▸ Task item
Count every line in the data below that includes "Display", and give only the result.
**********
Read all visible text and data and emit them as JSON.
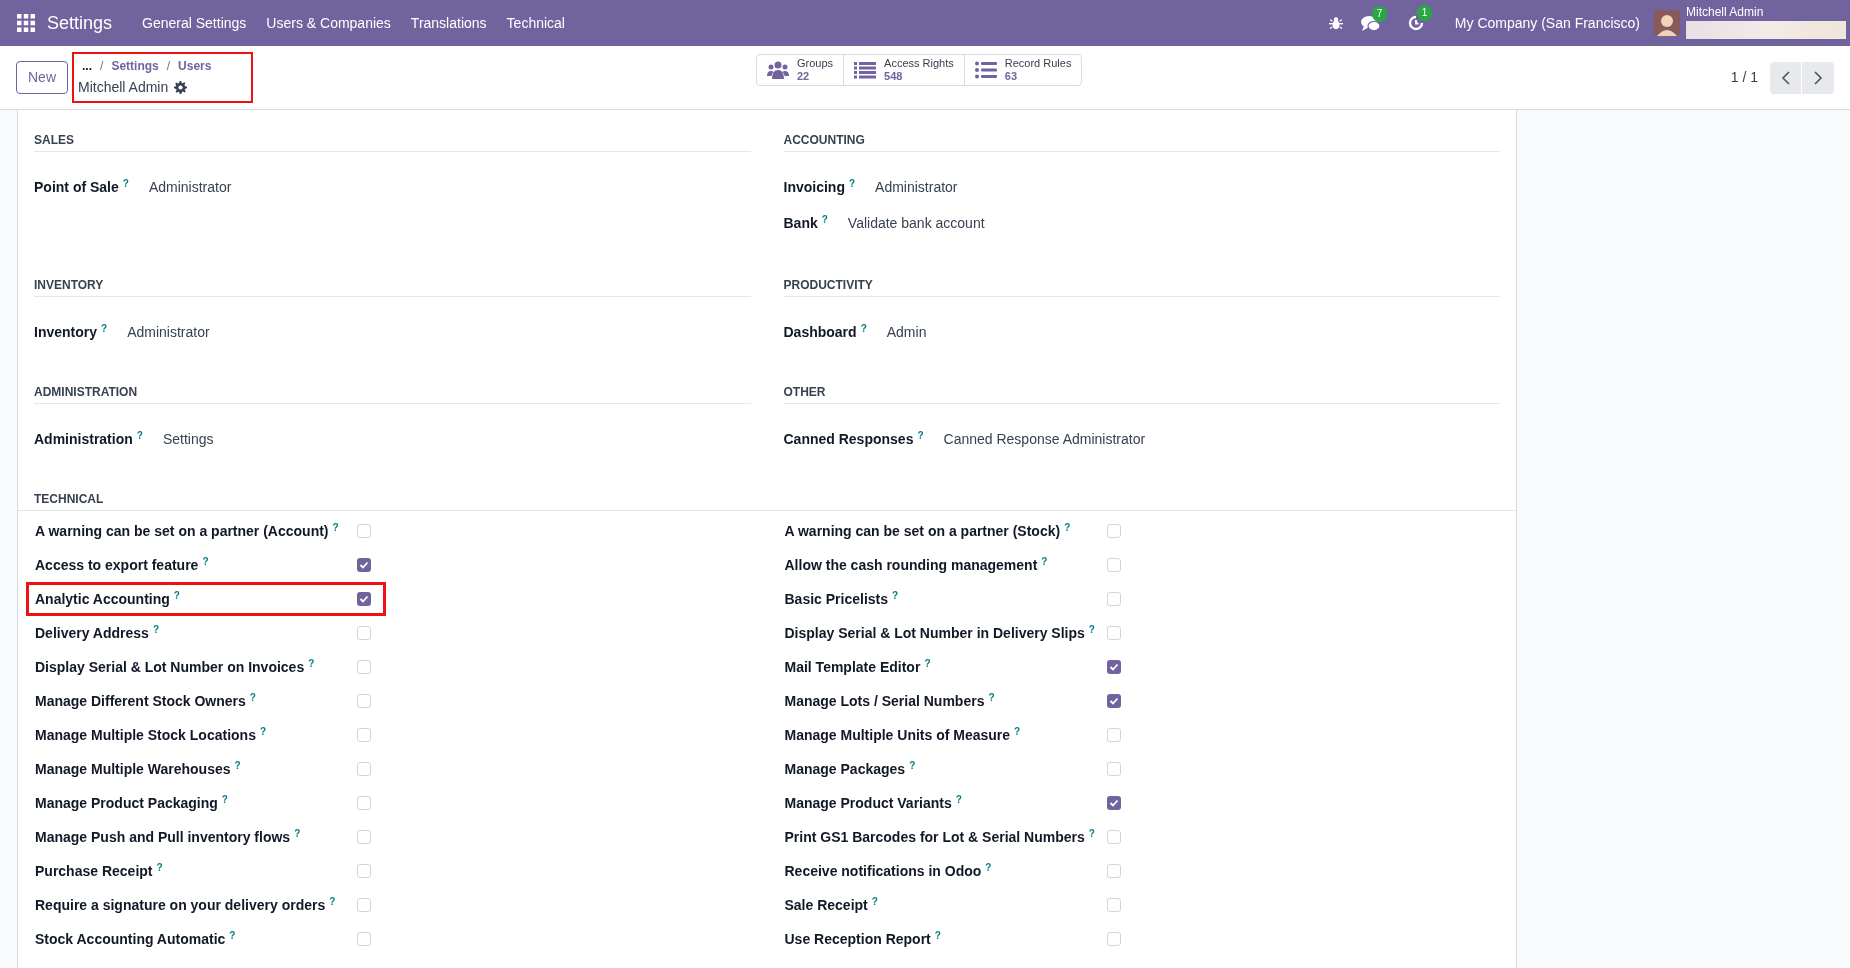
{
  "navbar": {
    "app_title": "Settings",
    "menu": [
      "General Settings",
      "Users & Companies",
      "Translations",
      "Technical"
    ],
    "messages_badge": "7",
    "activities_badge": "1",
    "company": "My Company (San Francisco)",
    "user": "Mitchell Admin"
  },
  "control_panel": {
    "new_button": "New",
    "breadcrumbs": [
      {
        "label": "..."
      },
      {
        "separator": "/",
        "label": "Settings"
      },
      {
        "separator": "/",
        "label": "Users"
      }
    ],
    "record_title": "Mitchell Admin",
    "breadcrumbs_highlighted": true,
    "smart_buttons": [
      {
        "kind": "groups",
        "label": "Groups",
        "count": "22"
      },
      {
        "kind": "list",
        "label": "Access Rights",
        "count": "548"
      },
      {
        "kind": "dotlist",
        "label": "Record Rules",
        "count": "63"
      }
    ],
    "pager": "1 / 1"
  },
  "sections": [
    {
      "title": "SALES",
      "fields": [
        {
          "label": "Point of Sale",
          "help": "?",
          "value": "Administrator"
        }
      ]
    },
    {
      "title": "ACCOUNTING",
      "fields": [
        {
          "label": "Invoicing",
          "help": "?",
          "value": "Administrator"
        },
        {
          "label": "Bank",
          "help": "?",
          "value": "Validate bank account"
        }
      ]
    },
    {
      "title": "INVENTORY",
      "fields": [
        {
          "label": "Inventory",
          "help": "?",
          "value": "Administrator"
        }
      ]
    },
    {
      "title": "PRODUCTIVITY",
      "fields": [
        {
          "label": "Dashboard",
          "help": "?",
          "value": "Admin"
        }
      ]
    },
    {
      "title": "ADMINISTRATION",
      "fields": [
        {
          "label": "Administration",
          "help": "?",
          "value": "Settings"
        }
      ]
    },
    {
      "title": "OTHER",
      "fields": [
        {
          "label": "Canned Responses",
          "help": "?",
          "value": "Canned Response Administrator"
        }
      ]
    }
  ],
  "technical": {
    "title": "TECHNICAL",
    "columns": [
      {
        "items": [
          {
            "label": "A warning can be set on a partner (Account)",
            "help": "?",
            "checked": false,
            "highlighted": false
          },
          {
            "label": "Access to export feature",
            "help": "?",
            "checked": true,
            "highlighted": false
          },
          {
            "label": "Analytic Accounting",
            "help": "?",
            "checked": true,
            "highlighted": true
          },
          {
            "label": "Delivery Address",
            "help": "?",
            "checked": false,
            "highlighted": false
          },
          {
            "label": "Display Serial & Lot Number on Invoices",
            "help": "?",
            "checked": false,
            "highlighted": false
          },
          {
            "label": "Manage Different Stock Owners",
            "help": "?",
            "checked": false,
            "highlighted": false
          },
          {
            "label": "Manage Multiple Stock Locations",
            "help": "?",
            "checked": false,
            "highlighted": false
          },
          {
            "label": "Manage Multiple Warehouses",
            "help": "?",
            "checked": false,
            "highlighted": false
          },
          {
            "label": "Manage Product Packaging",
            "help": "?",
            "checked": false,
            "highlighted": false
          },
          {
            "label": "Manage Push and Pull inventory flows",
            "help": "?",
            "checked": false,
            "highlighted": false
          },
          {
            "label": "Purchase Receipt",
            "help": "?",
            "checked": false,
            "highlighted": false
          },
          {
            "label": "Require a signature on your delivery orders",
            "help": "?",
            "checked": false,
            "highlighted": false
          },
          {
            "label": "Stock Accounting Automatic",
            "help": "?",
            "checked": false,
            "highlighted": false
          }
        ]
      },
      {
        "items": [
          {
            "label": "A warning can be set on a partner (Stock)",
            "help": "?",
            "checked": false,
            "highlighted": false
          },
          {
            "label": "Allow the cash rounding management",
            "help": "?",
            "checked": false,
            "highlighted": false
          },
          {
            "label": "Basic Pricelists",
            "help": "?",
            "checked": false,
            "highlighted": false
          },
          {
            "label": "Display Serial & Lot Number in Delivery Slips",
            "help": "?",
            "checked": false,
            "highlighted": false
          },
          {
            "label": "Mail Template Editor",
            "help": "?",
            "checked": true,
            "highlighted": false
          },
          {
            "label": "Manage Lots / Serial Numbers",
            "help": "?",
            "checked": true,
            "highlighted": false
          },
          {
            "label": "Manage Multiple Units of Measure",
            "help": "?",
            "checked": false,
            "highlighted": false
          },
          {
            "label": "Manage Packages",
            "help": "?",
            "checked": false,
            "highlighted": false
          },
          {
            "label": "Manage Product Variants",
            "help": "?",
            "checked": true,
            "highlighted": false
          },
          {
            "label": "Print GS1 Barcodes for Lot & Serial Numbers",
            "help": "?",
            "checked": false,
            "highlighted": false
          },
          {
            "label": "Receive notifications in Odoo",
            "help": "?",
            "checked": false,
            "highlighted": false
          },
          {
            "label": "Sale Receipt",
            "help": "?",
            "checked": false,
            "highlighted": false
          },
          {
            "label": "Use Reception Report",
            "help": "?",
            "checked": false,
            "highlighted": false
          }
        ]
      }
    ]
  }
}
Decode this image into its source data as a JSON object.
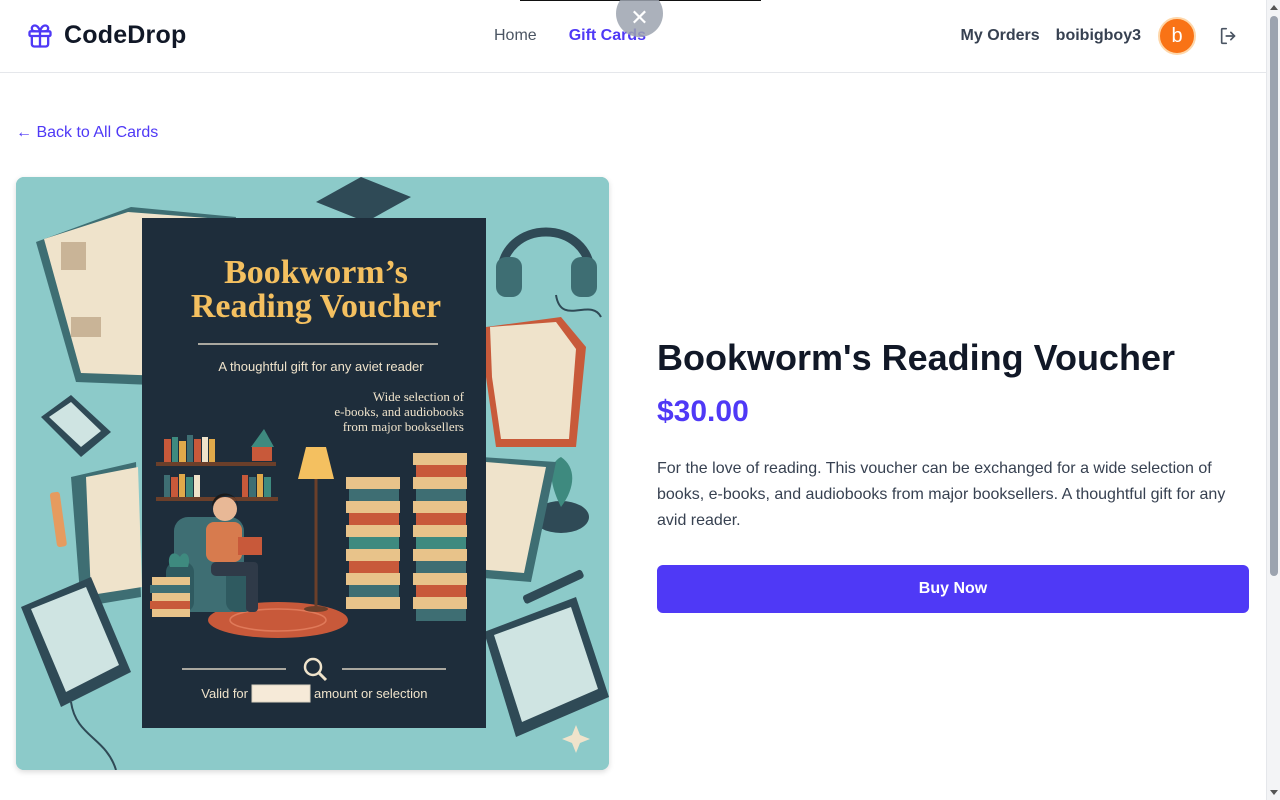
{
  "header": {
    "brand": "CodeDrop",
    "nav": [
      {
        "label": "Home",
        "active": false
      },
      {
        "label": "Gift Cards",
        "active": true
      }
    ],
    "orders_label": "My Orders",
    "username": "boibigboy3",
    "avatar_letter": "b"
  },
  "overlay": {
    "close_glyph": "✕"
  },
  "back_link": "← Back to All Cards",
  "product": {
    "title": "Bookworm's Reading Voucher",
    "price": "$30.00",
    "description": "For the love of reading. This voucher can be exchanged for a wide selection of books, e-books, and audiobooks from major booksellers. A thoughtful gift for any avid reader.",
    "buy_label": "Buy Now"
  },
  "voucher_image": {
    "title_line1": "Bookworm’s",
    "title_line2": "Reading Voucher",
    "subtitle": "A thoughtful gift for any aviet reader",
    "blurb_line1": "Wide selection of",
    "blurb_line2": "e-books, and audiobooks",
    "blurb_line3": "from major booksellers",
    "valid_prefix": "Valid for",
    "valid_suffix": "amount or selection"
  },
  "colors": {
    "accent": "#4f39f6",
    "avatar": "#f97316",
    "voucher_bg": "#8ccac9",
    "voucher_card": "#1e2d3b",
    "voucher_title": "#f4c060"
  },
  "icons": {
    "brand": "gift-icon",
    "logout": "logout-icon",
    "close": "close-icon"
  }
}
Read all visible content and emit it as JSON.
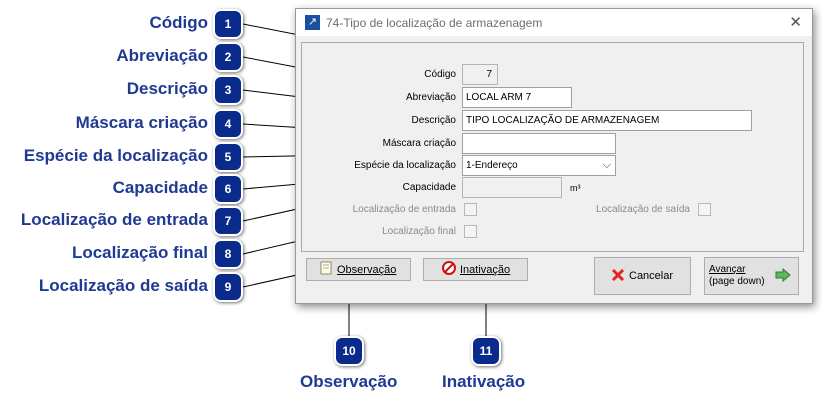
{
  "callouts": [
    {
      "n": "1",
      "label": "Código"
    },
    {
      "n": "2",
      "label": "Abreviação"
    },
    {
      "n": "3",
      "label": "Descrição"
    },
    {
      "n": "4",
      "label": "Máscara criação"
    },
    {
      "n": "5",
      "label": "Espécie da localização"
    },
    {
      "n": "6",
      "label": "Capacidade"
    },
    {
      "n": "7",
      "label": "Localização de entrada"
    },
    {
      "n": "8",
      "label": "Localização final"
    },
    {
      "n": "9",
      "label": "Localização de saída"
    },
    {
      "n": "10",
      "label": "Observação"
    },
    {
      "n": "11",
      "label": "Inativação"
    }
  ],
  "window": {
    "title": "74-Tipo de localização de armazenagem",
    "close_glyph": "✕",
    "icon_glyph": "↗"
  },
  "form": {
    "codigo": {
      "label": "Código",
      "value": "7"
    },
    "abreviacao": {
      "label": "Abreviação",
      "value": "LOCAL ARM 7"
    },
    "descricao": {
      "label": "Descrição",
      "value": "TIPO LOCALIZAÇÃO DE ARMAZENAGEM"
    },
    "mascara": {
      "label": "Máscara criação",
      "value": ""
    },
    "especie": {
      "label": "Espécie da localização",
      "value": "1-Endereço"
    },
    "capacidade": {
      "label": "Capacidade",
      "value": "",
      "unit": "m³"
    },
    "loc_entrada": {
      "label": "Localização de entrada",
      "checked": false
    },
    "loc_final": {
      "label": "Localização final",
      "checked": false
    },
    "loc_saida": {
      "label": "Localização de saída",
      "checked": false
    }
  },
  "buttons": {
    "observacao": {
      "label": "Observação"
    },
    "inativacao": {
      "label": "Inativação"
    },
    "cancelar": {
      "label": "Cancelar"
    },
    "avancar_line1": "Avançar",
    "avancar_line2": "(page down)"
  },
  "colors": {
    "callout_text": "#1f3a93",
    "badge": "#0a2a8c",
    "window_bg": "#f0f0f0"
  }
}
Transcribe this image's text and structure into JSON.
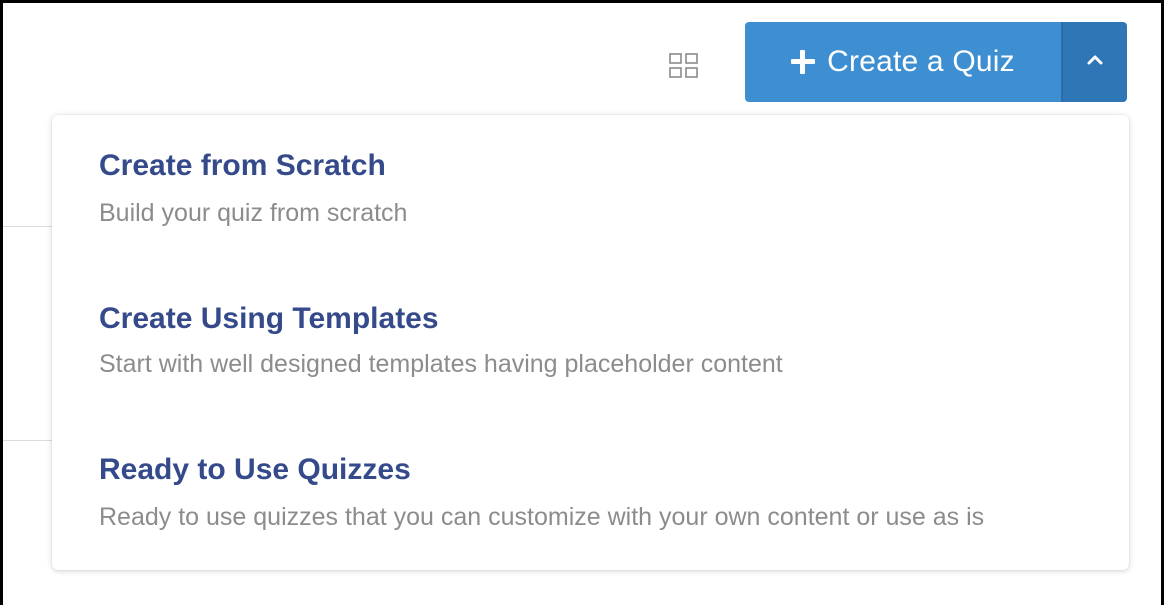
{
  "toolbar": {
    "view_toggle_icon": "grid-view-icon",
    "create_button": {
      "icon": "plus-icon",
      "label": "Create a Quiz"
    },
    "dropdown_toggle_icon": "chevron-up-icon"
  },
  "colors": {
    "primary": "#3d8fd1",
    "primary_dark": "#2f76b6",
    "menu_title": "#354a8a",
    "menu_desc": "#8c8c8c"
  },
  "dropdown": {
    "items": [
      {
        "title": "Create from Scratch",
        "description": "Build your quiz from scratch"
      },
      {
        "title": "Create Using Templates",
        "description": "Start with well designed templates having placeholder content"
      },
      {
        "title": "Ready to Use Quizzes",
        "description": "Ready to use quizzes that you can customize with your own content or use as is"
      }
    ]
  }
}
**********
▸ Solution below
2